Summary: A look at HTC’s counterclaim, filed after Apple sued Linux via HTC/Android; Apple refuses to have its phones tested for environmental impact; EFF goes hard on Apple for what it calls “traitorware” (iOS)
HTC denies infringing the patents, of course, but they also say as a first affirmative defense that four of the patents are invalid for “failure to comply with one or more of the conditions for patentability set forth in Title 35 of the United States Code, including, but not limited to, utility, novelty, non-obviousness, enablement, written description and definiteness in accordance with 35 U.S.C. §§ 101, 102, 103, 112, and/or 116, or are invalid pursuant to the judicial doctrine barring double-patenting”. HTC also claims prior art, marking, laches and marking defenses, and it says it has license agreements with third party suppliers to do what they do the things Apple is suing them over. It asks the court to declare the patents invalid. Here’s a recent case highlighted on EFF’s site where some of those types of defenses worked perfectly.

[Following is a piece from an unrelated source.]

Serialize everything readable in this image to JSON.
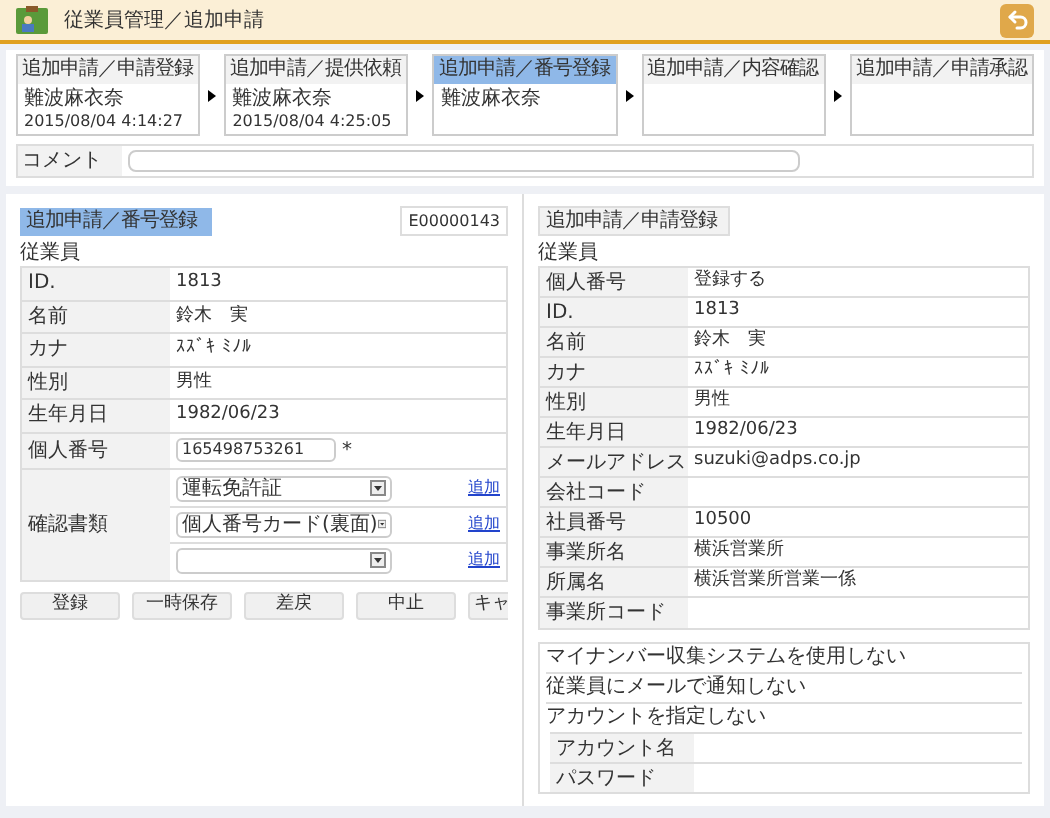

Both Apple and Microsoft are already known for their severely negative impact on the environment [1, 2]. The manufacturing material and processes just don’t bode too well. Watch what Apple is doing now, according to Adam Vaughan.
Apple blocks iPhones from green ranking scheme
Apple has refused to allow its iPhones to be included in the UK’s first-ever green ranking scheme for mobile phones.
The scheme gives phones a rating of zero to five based on their environmental footprint and major manufacturers including Nokia, Sony Ericsson and Samsung have signed up. The network O2, which is launching the rating system today, said 93% of the devices its customers use will be covered.
Launched in partnership with sustainability advisers Forum for the Future, the green ranking scheme scores handsets on the ecological impact of their raw materials, the manufacturing process, packaging, how long they are likely to last, energy efficiency and how easy they are to reuse or recycle.
An Apple spokeswoman declined to comment on why the company had decided not to join the voluntary labelling scheme, but highlighted its environmental reporting online.
What is Apple so afraid of?
Last but not least, Apple patents spyware:
The EFF weighed in on Apple’s recent security software patent. The EFF’s post, Steve Jobs Is Watching You: Apple Seeking to Patent Spyware, states, “This patent is downright creepy and invasive – certainly far more than would be needed to respond to the possible loss of a phone. Spyware, and its new cousin traitorware, will hurt customers and companies alike – Apple should shelve this idea before it backfires on both it and its customers.”